Queen Sono: Fighting The Deep State

Queen Sono Review

When I first saw the Trailer for the new Netflix Show ‘Queen Sono’, I wasn’t sure whether it was just an Africanised version of Charlie’s Angels, merely existing for the purpose of providing the novel experience of an African Spy TV Show with a female lead that lacks any real depth beyond providing well choreographed fight scenes and shootouts in Urbane African settings.

I was pleased to discover that I was completely wrong.

On the surface, Queen Sono appears to be an action packed Spy Thriller set in Post-Colonial Africa in which the main Actress, Queen Sono, played by Pearl Thusi carries out various missions as a Clandestine Operative for a Secret Government Agency called ‘SOG’.

In the course of her missions, she stumbles across evidence and information that suggests that the Agency, and by extension the Government itself is involved in some shady activities that may go back as far her own Mother’s assassination who was a well respected liberation fighter, and a member of what has now become South Africa’s Ruling Party.
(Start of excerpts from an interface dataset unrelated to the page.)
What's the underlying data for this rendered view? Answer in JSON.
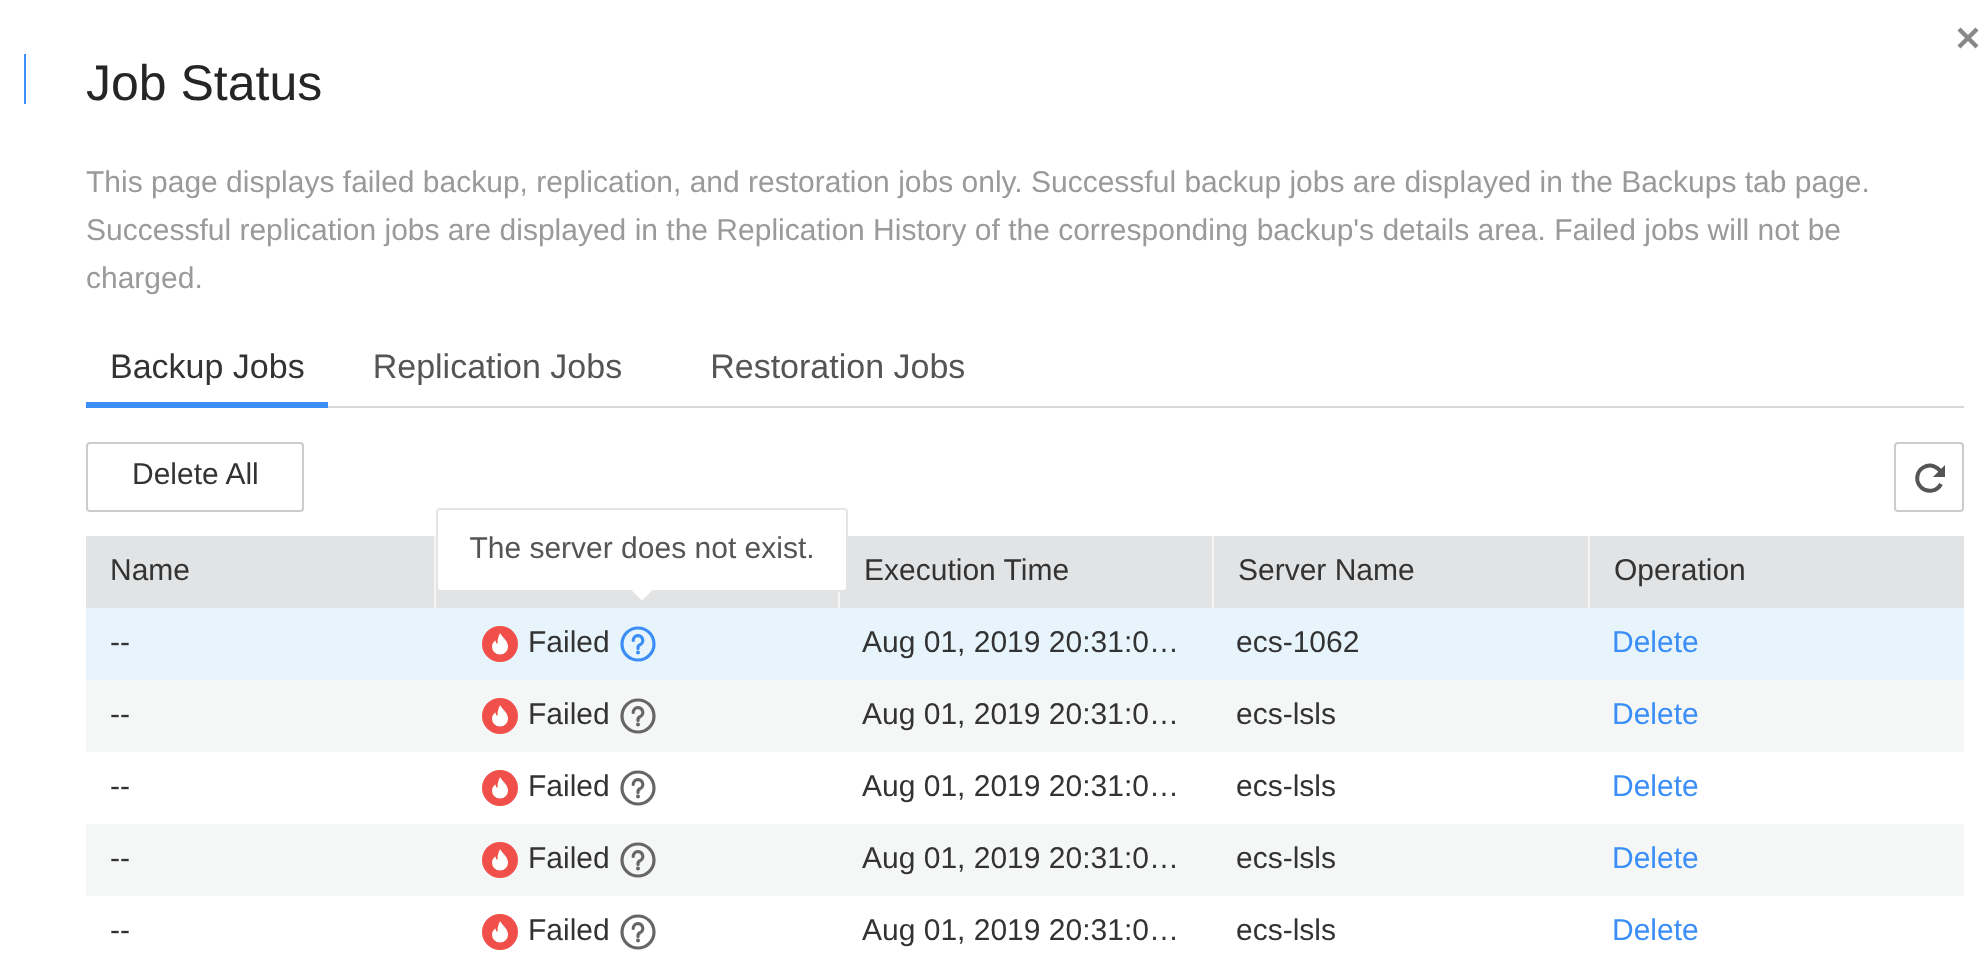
{
  "dialog": {
    "title": "Job Status",
    "description": "This page displays failed backup, replication, and restoration jobs only. Successful backup jobs are displayed in the Backups tab page. Successful replication jobs are displayed in the Replication History of the corresponding backup's details area. Failed jobs will not be charged."
  },
  "tabs": [
    {
      "label": "Backup Jobs",
      "selected": true
    },
    {
      "label": "Replication Jobs",
      "selected": false
    },
    {
      "label": "Restoration Jobs",
      "selected": false
    }
  ],
  "toolbar": {
    "delete_all": "Delete All"
  },
  "table": {
    "columns": {
      "column_1": "Name",
      "column_3": "Execution Time",
      "column_4": "Server Name",
      "column_5": "Operation"
    },
    "tooltip": "The server does not exist.",
    "rows": [
      {
        "name": "--",
        "status": "Failed",
        "execution_time": "Aug 01, 2019 20:31:0…",
        "server_name": "ecs-1062",
        "operation": "Delete",
        "highlighted": true
      },
      {
        "name": "--",
        "status": "Failed",
        "execution_time": "Aug 01, 2019 20:31:0…",
        "server_name": "ecs-lsls",
        "operation": "Delete",
        "highlighted": false
      },
      {
        "name": "--",
        "status": "Failed",
        "execution_time": "Aug 01, 2019 20:31:0…",
        "server_name": "ecs-lsls",
        "operation": "Delete",
        "highlighted": false
      },
      {
        "name": "--",
        "status": "Failed",
        "execution_time": "Aug 01, 2019 20:31:0…",
        "server_name": "ecs-lsls",
        "operation": "Delete",
        "highlighted": false
      },
      {
        "name": "--",
        "status": "Failed",
        "execution_time": "Aug 01, 2019 20:31:0…",
        "server_name": "ecs-lsls",
        "operation": "Delete",
        "highlighted": false
      }
    ]
  }
}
Queen Sono, does well at sticking to the familiar tropes of the Spy Thriller genre we’ve seen in films like The Bourne Identity and shows like Jack Ryan. However, it goes a step further in using this as a setting for exploring the unique story of the hidden skeletons in Post-Colonial Africa’s closet.
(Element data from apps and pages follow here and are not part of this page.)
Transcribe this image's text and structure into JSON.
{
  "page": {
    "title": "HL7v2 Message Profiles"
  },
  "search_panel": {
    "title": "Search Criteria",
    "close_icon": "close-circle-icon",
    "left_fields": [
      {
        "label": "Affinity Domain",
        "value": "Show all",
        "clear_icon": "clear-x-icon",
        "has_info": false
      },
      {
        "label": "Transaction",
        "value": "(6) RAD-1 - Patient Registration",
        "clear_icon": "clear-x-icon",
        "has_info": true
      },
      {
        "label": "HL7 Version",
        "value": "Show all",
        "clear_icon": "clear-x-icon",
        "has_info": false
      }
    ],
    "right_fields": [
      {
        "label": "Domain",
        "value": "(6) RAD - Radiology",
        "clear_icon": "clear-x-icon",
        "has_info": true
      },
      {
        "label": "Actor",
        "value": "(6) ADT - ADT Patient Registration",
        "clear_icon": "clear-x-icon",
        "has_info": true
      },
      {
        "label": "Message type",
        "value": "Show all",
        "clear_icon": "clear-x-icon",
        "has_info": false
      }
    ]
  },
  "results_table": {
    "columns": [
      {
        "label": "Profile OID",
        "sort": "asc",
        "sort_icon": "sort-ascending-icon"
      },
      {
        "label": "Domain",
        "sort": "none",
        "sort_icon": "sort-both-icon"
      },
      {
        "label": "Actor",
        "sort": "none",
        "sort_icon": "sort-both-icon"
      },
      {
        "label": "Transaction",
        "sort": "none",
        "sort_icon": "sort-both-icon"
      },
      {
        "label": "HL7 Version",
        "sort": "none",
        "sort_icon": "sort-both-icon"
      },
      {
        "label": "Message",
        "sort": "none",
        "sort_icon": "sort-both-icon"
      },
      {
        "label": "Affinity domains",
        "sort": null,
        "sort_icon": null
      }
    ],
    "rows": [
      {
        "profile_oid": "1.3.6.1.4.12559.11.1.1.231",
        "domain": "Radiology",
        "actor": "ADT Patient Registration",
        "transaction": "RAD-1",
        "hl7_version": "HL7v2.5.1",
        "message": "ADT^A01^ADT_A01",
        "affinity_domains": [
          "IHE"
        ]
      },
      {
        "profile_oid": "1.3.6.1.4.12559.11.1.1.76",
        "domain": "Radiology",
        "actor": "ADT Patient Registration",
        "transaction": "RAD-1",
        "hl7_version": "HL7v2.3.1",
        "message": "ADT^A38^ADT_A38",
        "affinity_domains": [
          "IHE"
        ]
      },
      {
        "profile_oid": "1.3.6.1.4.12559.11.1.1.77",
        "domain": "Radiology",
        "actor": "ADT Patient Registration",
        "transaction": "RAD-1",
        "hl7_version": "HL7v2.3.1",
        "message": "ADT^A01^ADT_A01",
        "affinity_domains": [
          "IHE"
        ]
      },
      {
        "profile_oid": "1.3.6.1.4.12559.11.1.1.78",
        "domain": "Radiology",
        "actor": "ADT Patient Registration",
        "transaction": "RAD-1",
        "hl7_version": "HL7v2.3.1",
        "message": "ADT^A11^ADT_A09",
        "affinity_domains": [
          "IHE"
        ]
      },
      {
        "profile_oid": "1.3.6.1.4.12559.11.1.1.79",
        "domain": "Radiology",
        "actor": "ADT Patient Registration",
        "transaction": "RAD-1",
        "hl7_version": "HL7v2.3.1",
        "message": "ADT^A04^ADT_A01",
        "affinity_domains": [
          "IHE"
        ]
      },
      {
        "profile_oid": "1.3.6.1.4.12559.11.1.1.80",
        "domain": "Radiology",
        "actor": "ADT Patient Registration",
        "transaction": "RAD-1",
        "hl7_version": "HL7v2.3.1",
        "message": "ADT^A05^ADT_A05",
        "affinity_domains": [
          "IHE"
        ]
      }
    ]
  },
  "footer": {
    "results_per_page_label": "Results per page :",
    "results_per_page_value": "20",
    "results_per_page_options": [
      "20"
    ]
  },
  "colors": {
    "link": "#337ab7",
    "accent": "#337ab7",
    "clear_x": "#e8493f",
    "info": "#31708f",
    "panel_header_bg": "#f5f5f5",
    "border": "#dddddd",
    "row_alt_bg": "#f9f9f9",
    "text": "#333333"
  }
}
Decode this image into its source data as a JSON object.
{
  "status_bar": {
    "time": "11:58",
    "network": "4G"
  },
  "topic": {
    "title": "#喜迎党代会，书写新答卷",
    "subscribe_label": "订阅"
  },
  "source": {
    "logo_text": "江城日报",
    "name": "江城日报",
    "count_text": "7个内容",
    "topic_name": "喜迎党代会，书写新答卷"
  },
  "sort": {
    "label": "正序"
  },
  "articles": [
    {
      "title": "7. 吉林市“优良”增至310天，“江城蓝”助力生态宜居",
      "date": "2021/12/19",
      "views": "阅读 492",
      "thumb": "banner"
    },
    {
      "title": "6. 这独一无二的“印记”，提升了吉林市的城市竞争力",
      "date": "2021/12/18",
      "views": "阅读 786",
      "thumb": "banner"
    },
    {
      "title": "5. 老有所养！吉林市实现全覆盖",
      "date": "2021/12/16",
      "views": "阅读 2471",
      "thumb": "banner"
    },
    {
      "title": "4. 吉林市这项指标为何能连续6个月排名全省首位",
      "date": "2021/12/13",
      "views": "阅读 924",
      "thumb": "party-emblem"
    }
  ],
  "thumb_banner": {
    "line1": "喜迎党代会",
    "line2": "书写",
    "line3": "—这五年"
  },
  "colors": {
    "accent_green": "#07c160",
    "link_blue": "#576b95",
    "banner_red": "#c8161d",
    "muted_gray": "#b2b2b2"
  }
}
We are given a refreshing look at the true motives and bitter internal rivalries within Africa’s Anti-Colonial Revolutionary Movements that have been glossed over by Post-Colonial Propaganda.
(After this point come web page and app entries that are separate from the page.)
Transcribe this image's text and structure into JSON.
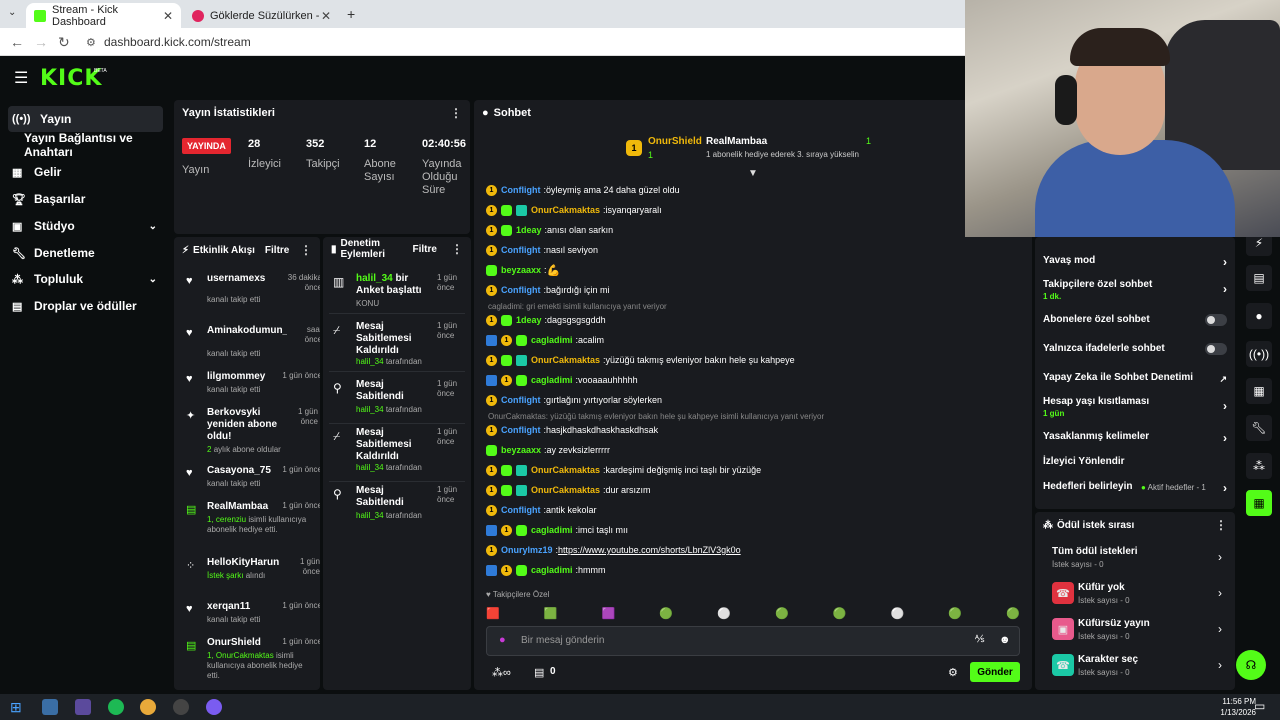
{
  "browser": {
    "tabs": [
      {
        "title": "Stream - Kick Dashboard"
      },
      {
        "title": "Göklerde Süzülürken - YouT"
      }
    ],
    "url": "dashboard.kick.com/stream"
  },
  "kick": {
    "logo": "KICK",
    "beta": "BETA"
  },
  "sidebar": {
    "items": [
      {
        "label": "Yayın",
        "icon": "broadcast-icon"
      },
      {
        "label": "Yayın Bağlantısı ve Anahtarı"
      },
      {
        "label": "Gelir",
        "icon": "revenue-icon"
      },
      {
        "label": "Başarılar",
        "icon": "trophy-icon"
      },
      {
        "label": "Stüdyo",
        "icon": "studio-icon"
      },
      {
        "label": "Denetleme",
        "icon": "wrench-icon"
      },
      {
        "label": "Topluluk",
        "icon": "community-icon"
      },
      {
        "label": "Droplar ve ödüller",
        "icon": "gift-icon"
      }
    ]
  },
  "stats": {
    "title": "Yayın İstatistikleri",
    "live_label": "YAYINDA",
    "live_sub": "Yayın",
    "items": [
      {
        "value": "28",
        "label": "İzleyici"
      },
      {
        "value": "352",
        "label": "Takipçi"
      },
      {
        "value": "12",
        "label": "Abone Sayısı"
      },
      {
        "value": "02:40:56",
        "label": "Yayında Olduğu Süre"
      }
    ]
  },
  "activity": {
    "title": "Etkinlik Akışı",
    "filter": "Filtre",
    "items": [
      {
        "name": "usernamexs",
        "time": "36 dakika önce",
        "sub": "kanalı takip etti"
      },
      {
        "name": "Aminakodumun_pici",
        "time": "saat önce",
        "sub": "kanalı takip etti"
      },
      {
        "name": "lilgmommey",
        "time": "1 gün önce",
        "sub": "kanalı takip etti"
      },
      {
        "name": "Berkovsyki yeniden abone oldu!",
        "time": "1 gün önce",
        "sub_green": "2",
        "sub": "aylık abone oldular"
      },
      {
        "name": "Casayona_75",
        "time": "1 gün önce",
        "sub": "kanalı takip etti"
      },
      {
        "name": "RealMambaa",
        "time": "1 gün önce",
        "sub_green": "1, cerenziu",
        "sub": "isimli kullanıcıya abonelik hediye etti."
      },
      {
        "name": "HelloKityHarun",
        "time": "1 gün önce",
        "sub_green": "İstek şarkı",
        "sub": "alındı"
      },
      {
        "name": "xerqan11",
        "time": "1 gün önce",
        "sub": "kanalı takip etti"
      },
      {
        "name": "OnurShield",
        "time": "1 gün önce",
        "sub_green": "1, OnurCakmaktas",
        "sub": "isimli kullanıcıya abonelik hediye etti."
      }
    ]
  },
  "moderation": {
    "title": "Denetim Eylemleri",
    "filter": "Filtre",
    "items": [
      {
        "user": "halil_34",
        "title": "bir Anket başlattı",
        "time": "1 gün önce",
        "sub": "KONU"
      },
      {
        "title": "Mesaj Sabitlemesi Kaldırıldı",
        "time": "1 gün önce",
        "user": "halil_34",
        "sub": "tarafından"
      },
      {
        "title": "Mesaj Sabitlendi",
        "time": "1 gün önce",
        "user": "halil_34",
        "sub": "tarafından"
      },
      {
        "title": "Mesaj Sabitlemesi Kaldırıldı",
        "time": "1 gün önce",
        "user": "halil_34",
        "sub": "tarafından"
      },
      {
        "title": "Mesaj Sabitlendi",
        "time": "1 gün önce",
        "user": "halil_34",
        "sub": "tarafından"
      }
    ]
  },
  "chat": {
    "title": "Sohbet",
    "leaders": [
      {
        "rank": "1",
        "name": "OnurShield",
        "count": "1"
      },
      {
        "name": "RealMambaa",
        "count": "1",
        "sub": "1 abonelik hediye ederek 3. sıraya yükselin"
      }
    ],
    "messages": [
      {
        "user": "Conflight",
        "color": "#4aa3ff",
        "text": "öyleymiş ama 24 daha güzel oldu",
        "badges": [
          "gold"
        ]
      },
      {
        "user": "OnurCakmaktas",
        "color": "#f0b90b",
        "text": "isyanqaryaralı",
        "badges": [
          "gold",
          "green",
          "teal"
        ]
      },
      {
        "user": "1deay",
        "color": "#53fc18",
        "text": "anısı olan sarkın",
        "badges": [
          "gold",
          "green"
        ]
      },
      {
        "user": "Conflight",
        "color": "#4aa3ff",
        "text": "nasıl seviyon",
        "badges": [
          "gold"
        ]
      },
      {
        "user": "beyzaaxx",
        "color": "#53fc18",
        "text": "",
        "badges": [
          "green"
        ],
        "emote": "💪"
      },
      {
        "user": "Conflight",
        "color": "#4aa3ff",
        "text": "bağırdığı için mi",
        "badges": [
          "gold"
        ]
      },
      {
        "reply": "cagladimi: gri emekti isimli kullanıcıya yanıt veriyor"
      },
      {
        "user": "1deay",
        "color": "#53fc18",
        "text": "dagsgsgsgddh",
        "badges": [
          "gold",
          "green"
        ]
      },
      {
        "user": "cagladimi",
        "color": "#53fc18",
        "text": "acalim",
        "badges": [
          "blue",
          "gold",
          "green"
        ]
      },
      {
        "user": "OnurCakmaktas",
        "color": "#f0b90b",
        "text": "yüzüğü takmış evleniyor bakın hele şu kahpeye",
        "badges": [
          "gold",
          "green",
          "teal"
        ]
      },
      {
        "user": "cagladimi",
        "color": "#53fc18",
        "text": "vooaaauhhhhh",
        "badges": [
          "blue",
          "gold",
          "green"
        ]
      },
      {
        "user": "Conflight",
        "color": "#4aa3ff",
        "text": "gırtlağını yırtıyorlar söylerken",
        "badges": [
          "gold"
        ]
      },
      {
        "reply": "OnurCakmaktas: yüzüğü takmış evleniyor bakın hele şu kahpeye isimli kullanıcıya yanıt veriyor"
      },
      {
        "user": "Conflight",
        "color": "#4aa3ff",
        "text": "hasjkdhaskdhaskhaskdhsak",
        "badges": [
          "gold"
        ]
      },
      {
        "user": "beyzaaxx",
        "color": "#53fc18",
        "text": "ay zevksizlerrrrr",
        "badges": [
          "green"
        ]
      },
      {
        "user": "OnurCakmaktas",
        "color": "#f0b90b",
        "text": "kardeşimi değişmiş inci taşlı bir yüzüğe",
        "badges": [
          "gold",
          "green",
          "teal"
        ]
      },
      {
        "user": "OnurCakmaktas",
        "color": "#f0b90b",
        "text": "dur arsızım",
        "badges": [
          "gold",
          "green",
          "teal"
        ]
      },
      {
        "user": "Conflight",
        "color": "#4aa3ff",
        "text": "antik kekolar",
        "badges": [
          "gold"
        ]
      },
      {
        "user": "cagladimi",
        "color": "#53fc18",
        "text": "imci taşlı mıı",
        "badges": [
          "blue",
          "gold",
          "green"
        ]
      },
      {
        "user": "Onurylmz19",
        "color": "#4aa3ff",
        "text": "https://www.youtube.com/shorts/LbnZlV3gk0o",
        "badges": [
          "gold"
        ],
        "link": true
      },
      {
        "user": "cagladimi",
        "color": "#53fc18",
        "text": "hmmm",
        "badges": [
          "blue",
          "gold",
          "green"
        ]
      }
    ],
    "followers_only": "Takipçilere Özel",
    "placeholder": "Bir mesaj gönderin",
    "points": "0",
    "send": "Gönder"
  },
  "settings": {
    "items": [
      {
        "label": "Yavaş mod",
        "type": "arrow"
      },
      {
        "label": "Takipçilere özel sohbet",
        "sub": "1 dk.",
        "type": "arrow"
      },
      {
        "label": "Abonelere özel sohbet",
        "type": "toggle"
      },
      {
        "label": "Yalnızca ifadelerle sohbet",
        "type": "toggle"
      },
      {
        "label": "Yapay Zeka ile Sohbet Denetimi",
        "type": "external"
      },
      {
        "label": "Hesap yaşı kısıtlaması",
        "sub": "1 gün",
        "type": "arrow"
      },
      {
        "label": "Yasaklanmış kelimeler",
        "type": "arrow"
      },
      {
        "label": "İzleyici Yönlendir",
        "type": "none"
      },
      {
        "label": "Hedefleri belirleyin",
        "status": "Aktif hedefler - 1",
        "type": "arrow"
      }
    ]
  },
  "rewards": {
    "title": "Ödül istek sırası",
    "items": [
      {
        "label": "Tüm ödül istekleri",
        "sub": "İstek sayısı - 0"
      },
      {
        "label": "Küfür yok",
        "sub": "İstek sayısı - 0",
        "color": "#e0323f"
      },
      {
        "label": "Küfürsüz yayın",
        "sub": "İstek sayısı - 0",
        "color": "#e85a8c"
      },
      {
        "label": "Karakter seç",
        "sub": "İstek sayısı - 0",
        "color": "#1bc9a6"
      }
    ]
  },
  "taskbar": {
    "time": "11:56 PM",
    "date": "1/13/2026"
  },
  "colors": {
    "accent": "#53fc18",
    "live": "#e4262f",
    "panel": "#191b1f"
  }
}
This is an important story that needs to be told, and is not covered in Africa’s History Books which all portray Africa’s Liberation Movements as unwavering Monolothic entities united by the single goal of overthrowing Colonial oppression.

In reality, Africa’s Liberators were simply Human beings, and Queen Sono plays out their hidden story of factional fights, rivalries, secret plots and assassinations.

It also goes further in demonstrating how in Post-Colonial Africa, Ruling Party rivalries can result in the abuse of Government Agencies for the personal gain of Politicians and their Benefactors.

Queen Sono therefore tackles the nature of the emerging African Deep State and its links to the Neo-Liberal agenda of Foreign Companies that seek to extract wealth from the Continent by corrupting the Political class.

The Black Rebel movement Watu Wema, appears to be a revolt against the African Deep State.

However, it remains to be seen whether its alliance with Western Capitalism represented by the Private Military Contractor, Superior Solutions will be its downfall.

Ultimately, Queen Sono is about the threats to democracy and self-determination in Africa, as well as the radical voices that recognise it, and the limited options they have to combat it.

The characters are also well developed including a complicated love interest for Queen. Its also great to see Africa’s cosmopolitan people and culture portrayed on screen.

The dialogue is irreverant, providing lots of comic relief along the way.

This shouldn’t come as a suprise, after all, Queen Sono is the brainchild of the same man who gave us the classic Pure Monate Show, and Kagiso brought his bag of tricks along for this one as well.

Really impressed by the evolution of African TV, especially after Ifalakhe, a modern rendition of the classic Heroes journey set in Pre-Colonial Africa with the same ambitions as Vikings.

We may be living through a renaissance era in African TV and Film, and it was certainly breathtaking to watch an African TV show with the technical wizardry and action sequences of Body Of Lies and narrative ambitions of Tinker, Tailor, Soldier, Spy applied to a uniquely African subject.

Queen Sono does a good job at showing that Africa’s Post-Colonial problems may have been birthed within its liberation movements during the process of its liberation, and we are presently experiencing the ramifications of this process with the emergence of the African Deep State and the sinister hidden alliances involving the new Black elite.

In the context of South Africa, Queen Sono provides a lens by which the History of the phenomenon of State Capture can be understood by pointing the finger at everyone involved.

Black, White and everything in-between…The real villain in Queen Sono is the Deep State.

Can’t wait for the next season.

Enjoy the Trailer…One!